» Work order
Print every record exactly, but leave out the pictures.

Component data from apps and pages:
-=-=-=-=-

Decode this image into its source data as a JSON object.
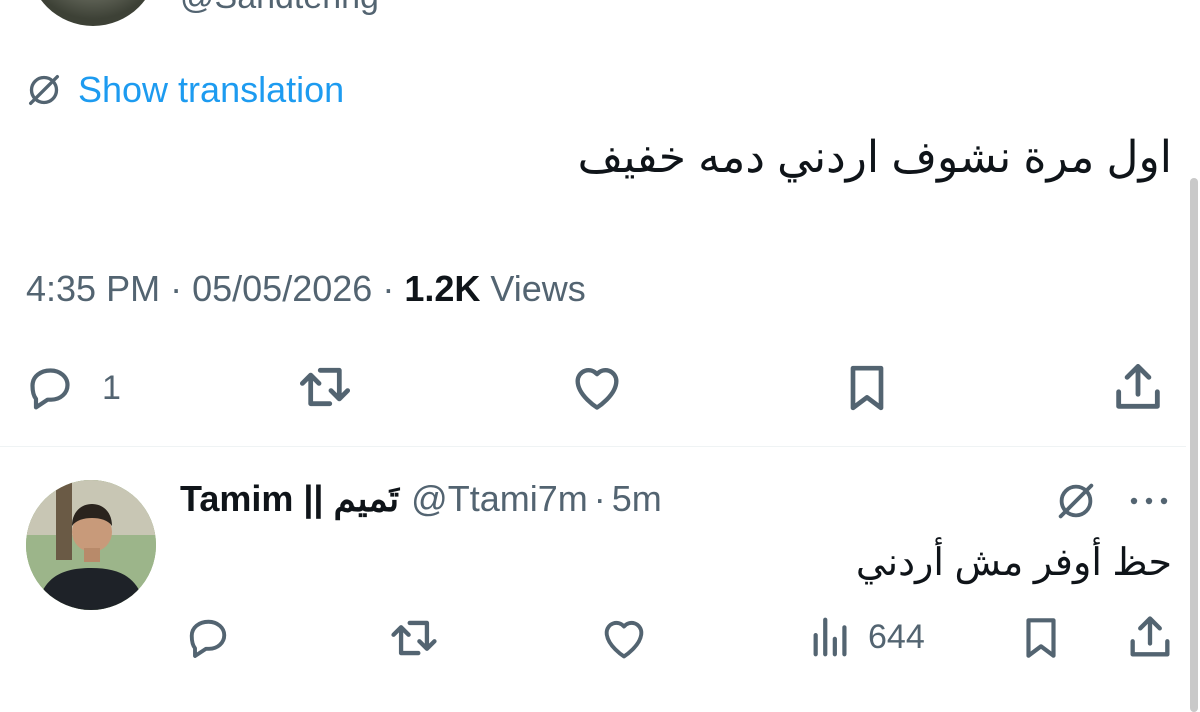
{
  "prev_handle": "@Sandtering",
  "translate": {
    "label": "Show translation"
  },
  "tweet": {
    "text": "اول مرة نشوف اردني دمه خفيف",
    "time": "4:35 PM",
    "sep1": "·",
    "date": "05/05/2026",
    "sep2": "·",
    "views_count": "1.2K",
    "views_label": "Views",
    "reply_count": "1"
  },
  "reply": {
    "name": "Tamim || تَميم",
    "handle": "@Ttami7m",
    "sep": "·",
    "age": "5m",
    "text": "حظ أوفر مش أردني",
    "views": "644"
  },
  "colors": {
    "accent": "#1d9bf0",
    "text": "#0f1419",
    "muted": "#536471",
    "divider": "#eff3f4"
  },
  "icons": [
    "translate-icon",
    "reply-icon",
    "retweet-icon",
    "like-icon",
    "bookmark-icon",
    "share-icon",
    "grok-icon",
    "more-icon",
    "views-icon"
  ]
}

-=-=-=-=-

» Task answer
Decode this image into its source data as a JSON object.
{
  "prev_handle": "@Sandtering",
  "translate": {
    "label": "Show translation"
  },
  "tweet": {
    "text": "اول مرة نشوف اردني دمه خفيف",
    "time": "4:35 PM",
    "sep1": "·",
    "date": "05/05/2026",
    "sep2": "·",
    "views_count": "1.2K",
    "views_label": "Views",
    "reply_count": "1"
  },
  "reply": {
    "name": "Tamim || تَميم",
    "handle": "@Ttami7m",
    "sep": "·",
    "age": "5m",
    "text": "حظ أوفر مش أردني",
    "views": "644"
  },
  "colors": {
    "accent": "#1d9bf0",
    "text": "#0f1419",
    "muted": "#536471",
    "divider": "#eff3f4"
  },
  "icons": [
    "translate-icon",
    "reply-icon",
    "retweet-icon",
    "like-icon",
    "bookmark-icon",
    "share-icon",
    "grok-icon",
    "more-icon",
    "views-icon"
  ]
}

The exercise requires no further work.